Blazers Blow Past Magic on Back-to-Back
If you thought the Wizards had a rough go on a Western Conference back-to-back, just talk to the Orlando Magic.
A day after taking down the Kings in Sacramento, the Magic took their act to Rip City absent Elfrid Payton and Nikola Vucevic and got walloped by the Portland Trail Blazers, 121-84.
The Blazers weren't exactly well-rested themselves. The night before, they took a 16-point thumping in Oakland against the Warriors.
But Damian Lillard (19 points, 10 assists) and C.J. McCollum (18 points, three assists) brought back enough fuel from the Bay Area to blast an Orlando team that squeezed just five points combined out of C.J. Watson and Dewayne Dedmon, who started in place of Payton and Vucevic.
Four other Blazers bolstered the effort with double-figure scoring nights, with Allen Crabbe (18 points on 6-of-8 shooting) doing the most damage of any Portland reserve.

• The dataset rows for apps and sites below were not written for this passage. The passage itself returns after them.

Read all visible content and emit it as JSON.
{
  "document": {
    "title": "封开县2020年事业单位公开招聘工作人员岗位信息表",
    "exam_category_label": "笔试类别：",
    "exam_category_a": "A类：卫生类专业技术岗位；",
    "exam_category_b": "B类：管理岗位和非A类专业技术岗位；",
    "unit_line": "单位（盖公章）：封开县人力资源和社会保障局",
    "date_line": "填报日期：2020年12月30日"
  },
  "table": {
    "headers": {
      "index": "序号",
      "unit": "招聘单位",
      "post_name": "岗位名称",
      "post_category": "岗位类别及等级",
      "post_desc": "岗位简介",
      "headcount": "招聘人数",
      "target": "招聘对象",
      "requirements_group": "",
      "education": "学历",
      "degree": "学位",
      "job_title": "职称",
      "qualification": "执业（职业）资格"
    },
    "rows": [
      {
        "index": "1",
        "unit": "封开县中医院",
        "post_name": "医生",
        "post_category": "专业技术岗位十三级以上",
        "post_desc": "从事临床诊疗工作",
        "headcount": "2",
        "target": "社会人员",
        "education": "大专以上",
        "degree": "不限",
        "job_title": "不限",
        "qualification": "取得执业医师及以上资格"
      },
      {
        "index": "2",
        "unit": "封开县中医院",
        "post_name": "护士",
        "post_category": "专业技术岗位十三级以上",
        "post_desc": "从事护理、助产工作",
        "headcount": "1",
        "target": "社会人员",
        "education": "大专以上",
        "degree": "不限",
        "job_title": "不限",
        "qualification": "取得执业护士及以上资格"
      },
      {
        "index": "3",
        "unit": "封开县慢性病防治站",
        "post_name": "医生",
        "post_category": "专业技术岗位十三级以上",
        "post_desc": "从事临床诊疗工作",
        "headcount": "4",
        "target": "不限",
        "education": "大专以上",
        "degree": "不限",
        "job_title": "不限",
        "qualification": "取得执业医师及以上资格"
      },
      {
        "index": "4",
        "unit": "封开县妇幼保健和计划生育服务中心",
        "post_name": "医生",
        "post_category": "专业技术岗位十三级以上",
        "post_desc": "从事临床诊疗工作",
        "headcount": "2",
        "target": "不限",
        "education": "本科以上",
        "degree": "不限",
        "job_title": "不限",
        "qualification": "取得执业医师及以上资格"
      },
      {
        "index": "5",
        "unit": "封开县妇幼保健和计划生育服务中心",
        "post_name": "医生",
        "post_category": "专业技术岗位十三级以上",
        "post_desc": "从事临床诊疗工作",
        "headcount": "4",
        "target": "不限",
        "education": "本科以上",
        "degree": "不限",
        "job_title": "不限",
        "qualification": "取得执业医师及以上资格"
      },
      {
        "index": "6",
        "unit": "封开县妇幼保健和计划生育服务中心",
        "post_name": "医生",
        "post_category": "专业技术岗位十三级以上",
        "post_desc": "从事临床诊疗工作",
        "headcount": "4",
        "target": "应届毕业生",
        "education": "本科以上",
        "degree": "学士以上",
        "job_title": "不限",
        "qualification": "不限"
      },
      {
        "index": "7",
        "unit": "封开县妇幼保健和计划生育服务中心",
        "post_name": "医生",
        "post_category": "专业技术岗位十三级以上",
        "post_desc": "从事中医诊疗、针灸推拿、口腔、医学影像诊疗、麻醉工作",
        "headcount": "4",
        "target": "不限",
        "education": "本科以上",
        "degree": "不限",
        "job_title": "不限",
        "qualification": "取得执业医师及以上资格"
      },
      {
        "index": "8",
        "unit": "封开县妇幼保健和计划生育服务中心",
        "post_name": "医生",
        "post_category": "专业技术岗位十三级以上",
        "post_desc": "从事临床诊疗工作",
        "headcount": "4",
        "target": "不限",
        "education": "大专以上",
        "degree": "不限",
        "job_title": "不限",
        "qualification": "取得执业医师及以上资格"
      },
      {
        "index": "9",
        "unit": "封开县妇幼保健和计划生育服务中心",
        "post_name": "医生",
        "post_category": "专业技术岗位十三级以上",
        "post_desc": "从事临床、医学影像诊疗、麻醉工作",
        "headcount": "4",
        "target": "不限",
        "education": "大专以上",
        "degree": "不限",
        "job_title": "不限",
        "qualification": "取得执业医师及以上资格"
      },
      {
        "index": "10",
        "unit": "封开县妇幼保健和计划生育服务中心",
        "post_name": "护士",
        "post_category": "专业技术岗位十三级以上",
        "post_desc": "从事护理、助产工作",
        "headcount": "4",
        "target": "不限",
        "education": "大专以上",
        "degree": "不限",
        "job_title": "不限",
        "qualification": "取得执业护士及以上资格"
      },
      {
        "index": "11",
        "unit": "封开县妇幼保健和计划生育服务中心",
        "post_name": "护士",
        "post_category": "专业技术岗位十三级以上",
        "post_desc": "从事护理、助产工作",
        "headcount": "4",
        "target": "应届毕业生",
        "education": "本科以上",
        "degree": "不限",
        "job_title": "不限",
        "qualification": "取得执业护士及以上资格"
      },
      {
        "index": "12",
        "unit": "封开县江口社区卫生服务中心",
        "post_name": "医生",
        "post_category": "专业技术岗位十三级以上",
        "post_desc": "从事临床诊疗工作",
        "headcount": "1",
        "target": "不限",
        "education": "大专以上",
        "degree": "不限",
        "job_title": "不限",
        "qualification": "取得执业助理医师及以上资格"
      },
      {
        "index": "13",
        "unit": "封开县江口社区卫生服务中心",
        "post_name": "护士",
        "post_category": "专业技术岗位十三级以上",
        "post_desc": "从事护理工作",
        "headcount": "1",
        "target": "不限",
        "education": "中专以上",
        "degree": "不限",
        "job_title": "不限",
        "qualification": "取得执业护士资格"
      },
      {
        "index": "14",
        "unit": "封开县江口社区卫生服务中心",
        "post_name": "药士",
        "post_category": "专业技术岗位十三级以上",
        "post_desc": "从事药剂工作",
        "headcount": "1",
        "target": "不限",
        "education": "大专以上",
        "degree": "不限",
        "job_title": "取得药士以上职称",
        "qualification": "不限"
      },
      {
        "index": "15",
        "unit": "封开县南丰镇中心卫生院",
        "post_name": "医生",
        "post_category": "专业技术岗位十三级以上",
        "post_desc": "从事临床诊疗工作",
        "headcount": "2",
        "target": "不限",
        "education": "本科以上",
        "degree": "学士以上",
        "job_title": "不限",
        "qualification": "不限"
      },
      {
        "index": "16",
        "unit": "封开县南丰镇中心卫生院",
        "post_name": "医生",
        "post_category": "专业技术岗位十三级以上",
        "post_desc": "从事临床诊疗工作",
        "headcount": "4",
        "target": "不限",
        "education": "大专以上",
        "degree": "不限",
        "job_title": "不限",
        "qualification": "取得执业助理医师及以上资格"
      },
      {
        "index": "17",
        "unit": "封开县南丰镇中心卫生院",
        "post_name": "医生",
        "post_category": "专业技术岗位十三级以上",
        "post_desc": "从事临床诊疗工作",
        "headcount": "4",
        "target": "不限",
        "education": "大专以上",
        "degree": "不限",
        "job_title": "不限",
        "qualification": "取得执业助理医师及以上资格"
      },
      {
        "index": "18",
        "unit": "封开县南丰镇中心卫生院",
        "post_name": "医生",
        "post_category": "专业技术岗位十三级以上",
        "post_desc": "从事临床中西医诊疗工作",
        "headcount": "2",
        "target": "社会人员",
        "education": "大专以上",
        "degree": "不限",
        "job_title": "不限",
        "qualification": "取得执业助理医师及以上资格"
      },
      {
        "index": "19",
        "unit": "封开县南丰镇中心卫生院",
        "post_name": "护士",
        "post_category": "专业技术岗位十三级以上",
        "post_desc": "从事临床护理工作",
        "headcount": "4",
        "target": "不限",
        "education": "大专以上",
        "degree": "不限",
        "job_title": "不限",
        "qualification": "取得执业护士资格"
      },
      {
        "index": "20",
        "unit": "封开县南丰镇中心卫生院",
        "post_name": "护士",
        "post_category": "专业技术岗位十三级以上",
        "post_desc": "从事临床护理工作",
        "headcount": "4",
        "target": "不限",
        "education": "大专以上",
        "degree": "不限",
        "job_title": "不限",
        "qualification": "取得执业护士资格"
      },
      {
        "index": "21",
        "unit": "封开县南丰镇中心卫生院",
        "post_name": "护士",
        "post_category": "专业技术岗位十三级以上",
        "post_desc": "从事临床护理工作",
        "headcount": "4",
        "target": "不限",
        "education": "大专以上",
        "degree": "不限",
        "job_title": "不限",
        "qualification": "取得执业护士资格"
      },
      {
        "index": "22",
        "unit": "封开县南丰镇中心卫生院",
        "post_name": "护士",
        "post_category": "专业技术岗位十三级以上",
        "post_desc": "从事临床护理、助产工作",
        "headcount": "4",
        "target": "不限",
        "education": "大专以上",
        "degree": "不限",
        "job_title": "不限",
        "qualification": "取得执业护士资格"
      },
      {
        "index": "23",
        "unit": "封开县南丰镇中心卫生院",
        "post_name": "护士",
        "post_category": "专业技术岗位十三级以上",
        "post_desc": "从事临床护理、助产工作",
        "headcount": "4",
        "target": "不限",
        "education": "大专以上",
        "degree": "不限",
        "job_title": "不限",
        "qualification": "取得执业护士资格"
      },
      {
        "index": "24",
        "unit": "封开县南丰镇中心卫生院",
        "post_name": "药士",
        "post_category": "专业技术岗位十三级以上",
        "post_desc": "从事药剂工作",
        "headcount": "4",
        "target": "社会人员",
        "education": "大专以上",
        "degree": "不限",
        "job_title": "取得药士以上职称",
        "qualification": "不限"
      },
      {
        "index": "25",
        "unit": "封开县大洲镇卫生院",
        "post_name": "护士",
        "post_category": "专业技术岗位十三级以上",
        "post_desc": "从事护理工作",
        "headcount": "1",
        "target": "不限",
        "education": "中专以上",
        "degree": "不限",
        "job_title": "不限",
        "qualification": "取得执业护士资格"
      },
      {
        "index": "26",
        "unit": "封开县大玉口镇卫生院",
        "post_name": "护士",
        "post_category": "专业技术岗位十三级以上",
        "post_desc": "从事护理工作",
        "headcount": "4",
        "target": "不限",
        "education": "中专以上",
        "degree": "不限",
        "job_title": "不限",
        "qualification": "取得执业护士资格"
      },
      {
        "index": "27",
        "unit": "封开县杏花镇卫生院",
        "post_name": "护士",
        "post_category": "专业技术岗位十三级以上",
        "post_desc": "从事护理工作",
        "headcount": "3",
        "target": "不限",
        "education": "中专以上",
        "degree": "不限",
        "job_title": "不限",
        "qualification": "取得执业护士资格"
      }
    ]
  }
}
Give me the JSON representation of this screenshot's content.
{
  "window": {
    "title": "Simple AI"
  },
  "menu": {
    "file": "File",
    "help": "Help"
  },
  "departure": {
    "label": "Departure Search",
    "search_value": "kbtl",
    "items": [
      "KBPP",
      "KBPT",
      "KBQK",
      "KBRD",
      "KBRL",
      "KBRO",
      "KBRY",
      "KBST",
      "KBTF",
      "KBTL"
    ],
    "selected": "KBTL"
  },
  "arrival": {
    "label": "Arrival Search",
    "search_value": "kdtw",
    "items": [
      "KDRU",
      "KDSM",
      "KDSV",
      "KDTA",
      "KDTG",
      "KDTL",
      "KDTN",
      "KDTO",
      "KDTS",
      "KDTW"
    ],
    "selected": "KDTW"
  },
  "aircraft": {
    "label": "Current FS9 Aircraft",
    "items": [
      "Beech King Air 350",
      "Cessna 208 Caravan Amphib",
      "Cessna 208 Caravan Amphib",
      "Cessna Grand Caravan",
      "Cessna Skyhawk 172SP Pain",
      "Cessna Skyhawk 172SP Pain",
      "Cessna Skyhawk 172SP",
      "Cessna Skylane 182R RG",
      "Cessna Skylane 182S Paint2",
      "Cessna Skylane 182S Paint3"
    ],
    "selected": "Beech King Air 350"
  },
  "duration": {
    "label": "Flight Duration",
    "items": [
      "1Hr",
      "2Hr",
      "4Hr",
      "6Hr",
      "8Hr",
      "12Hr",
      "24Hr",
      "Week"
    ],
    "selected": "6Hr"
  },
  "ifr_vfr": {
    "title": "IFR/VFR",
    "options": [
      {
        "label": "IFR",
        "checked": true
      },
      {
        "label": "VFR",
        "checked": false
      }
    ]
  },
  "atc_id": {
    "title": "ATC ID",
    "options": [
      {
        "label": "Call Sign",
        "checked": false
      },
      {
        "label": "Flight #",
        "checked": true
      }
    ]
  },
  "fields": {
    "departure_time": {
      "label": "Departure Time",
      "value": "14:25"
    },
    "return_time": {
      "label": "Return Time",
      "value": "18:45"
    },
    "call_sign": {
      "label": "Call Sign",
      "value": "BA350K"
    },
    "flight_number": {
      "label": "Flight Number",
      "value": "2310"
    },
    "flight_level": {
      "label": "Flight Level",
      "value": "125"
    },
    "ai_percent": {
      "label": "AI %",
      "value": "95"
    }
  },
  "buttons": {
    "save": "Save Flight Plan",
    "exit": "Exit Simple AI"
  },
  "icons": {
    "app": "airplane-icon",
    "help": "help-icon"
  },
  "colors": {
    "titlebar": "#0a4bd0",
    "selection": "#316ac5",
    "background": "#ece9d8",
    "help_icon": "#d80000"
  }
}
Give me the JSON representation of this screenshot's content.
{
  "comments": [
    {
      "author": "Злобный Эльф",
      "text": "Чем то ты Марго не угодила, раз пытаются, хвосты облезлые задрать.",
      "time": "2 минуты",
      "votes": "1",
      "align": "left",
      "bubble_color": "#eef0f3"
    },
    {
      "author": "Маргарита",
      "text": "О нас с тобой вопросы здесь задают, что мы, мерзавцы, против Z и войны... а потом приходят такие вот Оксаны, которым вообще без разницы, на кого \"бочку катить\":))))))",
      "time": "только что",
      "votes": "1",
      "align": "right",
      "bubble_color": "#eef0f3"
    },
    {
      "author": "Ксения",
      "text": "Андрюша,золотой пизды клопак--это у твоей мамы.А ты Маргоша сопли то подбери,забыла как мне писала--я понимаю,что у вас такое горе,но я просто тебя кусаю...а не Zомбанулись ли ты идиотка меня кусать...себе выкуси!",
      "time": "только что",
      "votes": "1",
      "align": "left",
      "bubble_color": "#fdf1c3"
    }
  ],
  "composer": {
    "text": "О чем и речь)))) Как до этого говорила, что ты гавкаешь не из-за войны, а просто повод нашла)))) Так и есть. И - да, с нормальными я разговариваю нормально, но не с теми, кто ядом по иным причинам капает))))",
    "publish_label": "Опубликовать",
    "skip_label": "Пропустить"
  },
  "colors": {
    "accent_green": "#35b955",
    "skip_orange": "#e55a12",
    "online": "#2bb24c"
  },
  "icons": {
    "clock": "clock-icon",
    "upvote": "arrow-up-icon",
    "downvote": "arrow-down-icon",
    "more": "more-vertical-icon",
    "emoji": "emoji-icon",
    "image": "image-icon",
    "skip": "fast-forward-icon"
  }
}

There won't be much time for the weary to rest. Come Monday, the Blazers will be in Oklahoma City to kick off a four-game road trip that's due to wind through San Antonio, New Orleans and Dallas.
Dubs Hang on at Home
While the Spurs were wrapping up a close win over OKC to preserve their home winning streak, the Golden State Warriors were fighting to preserve their own record-setting run at Oracle Arena.
The Phoenix Suns gave the Dubs all they could handle before flaming out in a 123-116 win for Golden State. In his second game back from a seven-week injury hiatus, Brandon Knight torched the Warriors for 30 points, six rebounds and seven assists while putting Stephen Curry (35 points, six assists) in foul trouble and Klay Thompson (20 points) on skates.
Marreese Speights did his part to keep Phoenix from taking full flight while Curry sat uncomfortably on the bench. The fan favorite from Florida erupted for a season-high 25 points and nine rebounds in a mere 18 minutes of reserve duty.
Come the fourth quarter, Speights handed the baton back to Curry. He dropped 15 points therein to bolster Golden State's 37-21 margin in the frame.
The Suns may not be happy to have seen Golden State extend its run to 48 straight in Oakland at their expense, but Phoenix needn't dig deep to find moral victories.
For one, Knight was healthy and effective after a nearly two-month absence while sharing the backcourt with Devin Booker (18 points, 11 assists). Alex Len pounded the Warriors inside for 26 points and 13 boards, looking every bit like a budding stud at center.
And interim coach Earl Watson got votes of confidence from his entire locker room, per Yahoo Sports' Marc J. Spears.
Regardless to Suns outcome, interim coach Earl Watson has gained strong respect from players. Two said consensus is players want him to stay— Marc J. Spears (@SpearsNBAYahoo) March 13, 2016
Some day, Knight, Booker and Len could be the cornerstones of a Pacific Division powerhouse in Arizona. For now, they'll have to look up at the Warriors in the standings, just like everyone else.
All quotes obtained firsthand unless otherwise noted.